Westport Real Estate
There has been much written in the local, Metropolitan, as well as national media about Real Estate in the past year. Some of this information has been accurate. Much of it has been incorrect. Last Autumn, many pundits were espousing ideas that the Real Estate markets would collapse, or see major market corrections. Let me preface here, that I will only be referring here to the markets with which I am familiar, (or the markets of my immediate referral network, made of top agents in Connecticut and Westchester and Manhattan, with whom I am in regular contact.)
There are currently 375 active listings in Westport, which compares to approximately 250-275 listings in previous years at this time of year. That is an increase of roughly 30%. In the past week the activity in the Westport market has seen some very positive changes with an additional 25 single family homes going to contract compared to the previous week.
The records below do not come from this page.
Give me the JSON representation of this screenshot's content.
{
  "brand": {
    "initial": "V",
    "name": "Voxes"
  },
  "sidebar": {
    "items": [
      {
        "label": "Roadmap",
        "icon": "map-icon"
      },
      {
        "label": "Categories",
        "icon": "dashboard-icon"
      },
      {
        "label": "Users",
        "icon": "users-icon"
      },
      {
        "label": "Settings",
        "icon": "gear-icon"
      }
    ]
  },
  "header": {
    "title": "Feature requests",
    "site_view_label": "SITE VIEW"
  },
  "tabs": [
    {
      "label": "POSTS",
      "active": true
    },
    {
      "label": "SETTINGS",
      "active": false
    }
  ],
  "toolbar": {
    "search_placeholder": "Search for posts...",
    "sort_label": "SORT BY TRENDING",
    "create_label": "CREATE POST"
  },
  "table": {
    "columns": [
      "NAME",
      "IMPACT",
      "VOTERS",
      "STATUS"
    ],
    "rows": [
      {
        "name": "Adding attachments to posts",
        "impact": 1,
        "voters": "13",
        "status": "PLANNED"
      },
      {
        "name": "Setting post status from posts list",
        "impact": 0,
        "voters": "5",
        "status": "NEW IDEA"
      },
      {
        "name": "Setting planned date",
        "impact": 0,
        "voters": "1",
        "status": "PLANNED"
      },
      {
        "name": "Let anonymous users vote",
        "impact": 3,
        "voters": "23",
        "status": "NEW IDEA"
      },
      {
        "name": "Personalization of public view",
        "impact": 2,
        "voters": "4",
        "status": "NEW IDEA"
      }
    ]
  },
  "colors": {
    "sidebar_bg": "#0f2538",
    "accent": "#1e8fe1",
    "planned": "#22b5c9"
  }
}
Of those properties, 20 were at list prices over $1 million, and 10 were listed at over $2,000,000.
Year to date sales of Single Family on the Multiple Listing service is now at 110 homes. The average sales price of homes that have sold in 2006 is over $1,600,000. This figure may not be an accurate indication of what the year end market figures will show. A number of 'high end' properties have brought up the average sales price, which was approximately $1,421,000 in 2005, with an average list price of $1,475,944.
The average sales price of single family homes in Westport has increased 36%
from 2001 to 2005. That would indicate an average yearly increase of 9%. However, in our market there is often a direct correlation between what happens on Wall Street and our own property transfers, since many of our new buyers come from the Financial Services sector. The stock market corrections of High-tech in 2000 and 9/11 in 2001 flattened those increases. Increases post-2002 were more than 10%.
However, in 2006 we initially saw pricing in January and February that reflected 10% increases over 2005. Many of these homes have been either sitting on the market with no movement, or had their prices reduced, sometimes dramatically, by more than 10%. The actual increases appear to be in the range of about 3%. Homes that have been listed with those numbers in mind, have been selling in relatively short time spans, though with less interest than in the past couple of years. Buyers seem to be holding back, waiting to see and understand the price correction that the market is going through.
Changes in the past week, along with improvement in the weather conditions may be an indication that we are entering a 'late' spring market.